The workshop will be combined with invited talks, accepted presentations, and informal discussions.

Time Event
13:30-13:35 Opening Ceremony
13:35-14:05 Keynote Talk 1
  Title: Multilabel Learning with Global and Local Label Correlation
  Speaker: James T. Kwok, (Hong Kong University of Science and Technology)
14:05-14:15 Contributed Talk 1
  Title: Projected BNNs: Avoiding Weight-space Pathologies by Learning Latent Representations of Neural Network Weights
  Authors: Melanie F. Pradier (Harvard University)
14:15-14:45 Keynote Talk 2
  Title: Safe Semi-supervised Learning
  Speaker: Yu-Feng Li, (Nanjing University)
14:45-14:55 Contributed Talk 2
  Title: Towards Automated Learning from Noisy Labels
  Authors: Hansi Yang (Tsinghua University)
14:55-15:25 Keynote Talk 3
  Title: Making Active Learning More Realistic
  Speaker: Hsuan-Tien Lin, (National Taiwan University)
15:25-15:35 Contributed Talk 3
  Title: Mitigating Overfitting in Supervised Classification from Two Unlabeled Datasets: A Consistent Risk Correction Approach
  Authors: Nan Lu (The University of Tokyo)
15:35-16:05 AutoWSL Challenge Talk
  Title: AutoWSL Challenge & Results
  Speaker: Xiawei Guo
16:05-16:30 Panel Discussion & Concluding Remark
  Host: Bo Han
  Guests: Masashi Sugiyama, James T. Kwok, Hsuan-Tien Lin, Yu-Feng Li, Gang Niu and Quanming Yao

Best Paper Awards (alphabetic ordering)

Nan Lu, Tianyi Zhang, Gang Niu, and Masashi Sugiyama.
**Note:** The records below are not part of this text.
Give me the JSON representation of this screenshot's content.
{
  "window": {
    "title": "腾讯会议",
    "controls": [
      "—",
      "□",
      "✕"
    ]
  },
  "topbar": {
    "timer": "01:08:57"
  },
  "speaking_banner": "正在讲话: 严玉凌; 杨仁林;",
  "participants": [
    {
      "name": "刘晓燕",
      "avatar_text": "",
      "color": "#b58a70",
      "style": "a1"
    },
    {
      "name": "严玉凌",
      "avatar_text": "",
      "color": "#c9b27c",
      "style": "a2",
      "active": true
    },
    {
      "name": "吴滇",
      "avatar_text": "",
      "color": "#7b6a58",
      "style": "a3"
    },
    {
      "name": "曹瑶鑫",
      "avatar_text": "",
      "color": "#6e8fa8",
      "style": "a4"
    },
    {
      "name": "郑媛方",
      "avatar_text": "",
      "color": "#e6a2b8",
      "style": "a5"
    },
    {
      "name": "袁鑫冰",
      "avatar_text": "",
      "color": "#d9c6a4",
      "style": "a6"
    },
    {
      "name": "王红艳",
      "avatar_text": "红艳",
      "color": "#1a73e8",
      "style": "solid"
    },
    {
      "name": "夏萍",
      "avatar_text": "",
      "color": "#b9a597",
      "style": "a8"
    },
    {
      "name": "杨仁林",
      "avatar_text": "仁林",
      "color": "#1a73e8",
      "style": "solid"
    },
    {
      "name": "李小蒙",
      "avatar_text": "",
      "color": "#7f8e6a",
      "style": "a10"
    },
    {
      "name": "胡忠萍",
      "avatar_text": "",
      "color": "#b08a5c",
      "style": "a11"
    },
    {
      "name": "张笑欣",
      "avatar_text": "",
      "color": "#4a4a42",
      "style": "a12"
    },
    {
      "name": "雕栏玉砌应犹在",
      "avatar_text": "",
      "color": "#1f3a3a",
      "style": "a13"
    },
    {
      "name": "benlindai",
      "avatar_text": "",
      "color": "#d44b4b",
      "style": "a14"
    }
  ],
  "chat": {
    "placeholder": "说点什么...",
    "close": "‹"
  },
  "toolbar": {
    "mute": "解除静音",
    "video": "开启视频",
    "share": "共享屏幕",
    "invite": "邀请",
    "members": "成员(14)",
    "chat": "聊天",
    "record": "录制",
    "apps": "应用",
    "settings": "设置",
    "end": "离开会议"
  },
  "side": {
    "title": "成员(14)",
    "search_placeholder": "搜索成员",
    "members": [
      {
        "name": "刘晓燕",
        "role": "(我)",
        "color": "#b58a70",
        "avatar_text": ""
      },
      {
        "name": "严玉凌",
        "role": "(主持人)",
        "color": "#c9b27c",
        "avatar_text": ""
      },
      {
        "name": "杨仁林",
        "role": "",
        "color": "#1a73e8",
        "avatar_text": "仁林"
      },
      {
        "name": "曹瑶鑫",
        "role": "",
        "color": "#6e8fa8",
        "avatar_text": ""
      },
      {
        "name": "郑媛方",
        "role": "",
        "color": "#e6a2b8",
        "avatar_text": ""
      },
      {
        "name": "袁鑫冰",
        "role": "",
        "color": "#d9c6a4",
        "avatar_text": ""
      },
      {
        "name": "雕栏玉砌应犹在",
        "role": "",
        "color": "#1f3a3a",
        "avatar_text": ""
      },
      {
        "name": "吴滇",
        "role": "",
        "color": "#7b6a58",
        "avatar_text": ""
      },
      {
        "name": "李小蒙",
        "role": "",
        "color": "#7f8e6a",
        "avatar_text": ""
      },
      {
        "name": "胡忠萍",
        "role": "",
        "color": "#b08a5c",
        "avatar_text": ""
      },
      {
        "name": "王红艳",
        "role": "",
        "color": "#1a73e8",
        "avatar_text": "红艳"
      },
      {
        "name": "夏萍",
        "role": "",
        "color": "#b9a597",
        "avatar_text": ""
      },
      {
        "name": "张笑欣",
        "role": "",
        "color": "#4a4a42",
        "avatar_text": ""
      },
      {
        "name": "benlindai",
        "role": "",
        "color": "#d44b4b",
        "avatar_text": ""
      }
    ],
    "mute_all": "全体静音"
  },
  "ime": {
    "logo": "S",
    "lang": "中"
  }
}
RIKEN AIP & The University of Tokyo, Japan.

Melanie F. Pradier, Weiwei Pan, Jiayu Yao, Soumya Ghosh, and Finale Doshi-Velez. Harvard University, USA.

Hansi Yang, and Quanming Yao. Tsinghua University & 4Paradigm, China.
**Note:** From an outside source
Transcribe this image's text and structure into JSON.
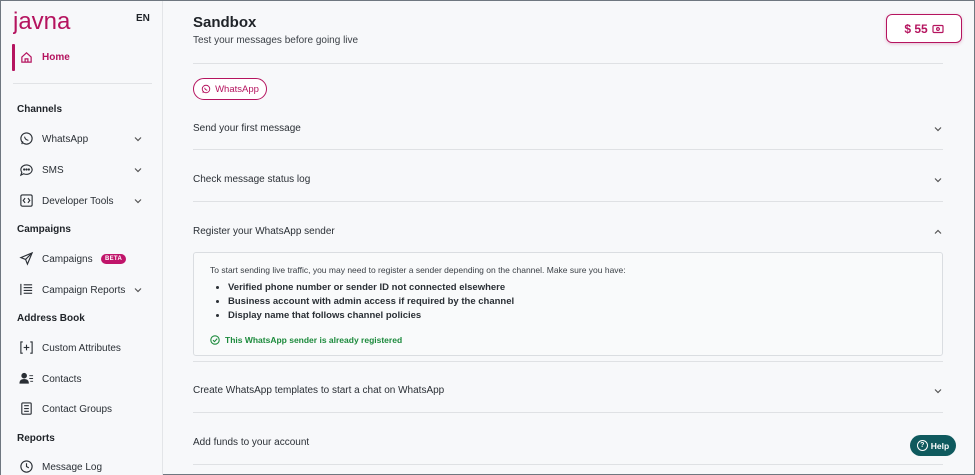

Important Dates

Submission Deadline: 05:00 PM (Pacific Time), Oct 5th, 2019 (2nd Round)

Acceptance Notifications: Oct 10th, 2019


Bo Han, RIKEN AIP, Japan.

Gang Niu, RIKEN AIP, Japan.

Quanming Yao, 4Paradigm Inc., Hong Kong.

Giorgio Patrini, DeepTrace Inc., Netherlands.

Aditya Krishna Menon, Google AI, USA.

Clayton Scott, University of Michigan, USA.

Masashi Sugiyama, RIKEN / University of Tokyo, Japan.


Several awards are kindly sponsored by 4Paradigm. We have supported best paper awards and travel awards.